Instability is prolonging the bull market in several ways. It adds to the likelihood that interest rates will stay low for some time by keeping central banks cautious. Moreover, the nature of the current instability (more global than domestic) and weakness in global economic growth relative to the US is creating a stronger dollar, which in turn can hold down inflation.
Not all instability is the same, however. Should the next terrorist attack be more novel and insidious — for example, successfully disrupting the power grid, satellite and cell phone communication, or other infrastructure — the dip in equities is likely to be more severe and the recovery time will be longer. The main point: history tells us that the market eventually will recover.
Watch for Overvaluation
Overvaluation of stocks can kill bull markets. Currently, the forward P/E (price-to-earnings) ratio of the S&P 500 is 17 — higher than the approximate long-term average of 15 but not in dangerous territory. However, corporate profits are being affected by an "earnings/profits recession." Profits went negative in the third quarter of 2015 and that trend has continued so far through 2016.

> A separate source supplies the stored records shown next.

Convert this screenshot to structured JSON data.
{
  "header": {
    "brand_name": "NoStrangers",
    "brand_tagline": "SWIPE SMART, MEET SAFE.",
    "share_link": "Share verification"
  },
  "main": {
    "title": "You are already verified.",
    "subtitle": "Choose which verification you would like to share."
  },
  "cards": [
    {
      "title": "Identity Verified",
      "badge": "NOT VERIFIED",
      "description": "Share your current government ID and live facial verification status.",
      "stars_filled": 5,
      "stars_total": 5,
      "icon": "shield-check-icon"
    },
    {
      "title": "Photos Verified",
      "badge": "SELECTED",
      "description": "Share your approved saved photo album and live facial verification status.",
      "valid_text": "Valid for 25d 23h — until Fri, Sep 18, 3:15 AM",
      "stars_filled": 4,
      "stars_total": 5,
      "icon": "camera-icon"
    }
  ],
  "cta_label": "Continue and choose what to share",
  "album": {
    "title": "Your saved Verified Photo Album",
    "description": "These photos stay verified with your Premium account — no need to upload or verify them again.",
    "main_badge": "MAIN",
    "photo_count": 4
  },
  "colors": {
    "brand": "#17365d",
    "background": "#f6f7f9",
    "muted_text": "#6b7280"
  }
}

Wall Street expects rebounding profits and the early returns on earnings season seem promising, but the bull market is in jeopardy if profits continue the recent downward trend of many large companies. The hope is that earnings will, Goldilocks-like, come in just right, recovering enough to point to increased economic growth but not so strong that the Fed rethinks their interest rate policy.
Other signs underscore optimism on profits and stocks in general. For example, money has been flowing out of US equity funds for the majority of 2016, but that situation recently reversed. During a one-week block bridging the first two full weeks of July, mutual fund investors directed $7.8 billion back into the US equity fund market.
The current balance of optimism and pessimism (along with basic market forces) periodically bleed off excessive pressure and keeps the economy growing relatively slowly – excellent conditions to keep the bull market churning.
Most signs point to continued slow growth in the US economy and therefore a continuation of the bull market for some time. It remains to be seen whether this bull market can become the longest in history. Economists are split on whether the balance of forces can last for more than two years, but at least one driver (interest rates) looks to be favorable for the long term.
The past week's milestones drive home one point: stocks eventually prevail. Corrections and recessions are persistently followed by growth. Financial shocks and volatility are inevitable, and unfortunately are on the increase. Even so, markets eventually recover and thrive regardless of the size or the nature of the financial shock.
It can be difficult to avoid panic selling during these unstable times, but as a long-term investor, you should exercise discipline. Stocks may have already dropped by the time you read this from the Turkish coup, the Baton Rouge police shooting, input from the Presidential race, or some other market disruption. If so, recent history suggests that this resilient market will raise them up again.
Economically, it is fortunate that America's stock market can tolerate global instability and the sharp rise in brutal terrorist attacks. However, it is disturbing that such events are becoming commonplace and we — and the markets — are coming to accept this as the new normal. We can only hope that our leaders find a way to address instability while keeping America's well-being and economy intact at the same time.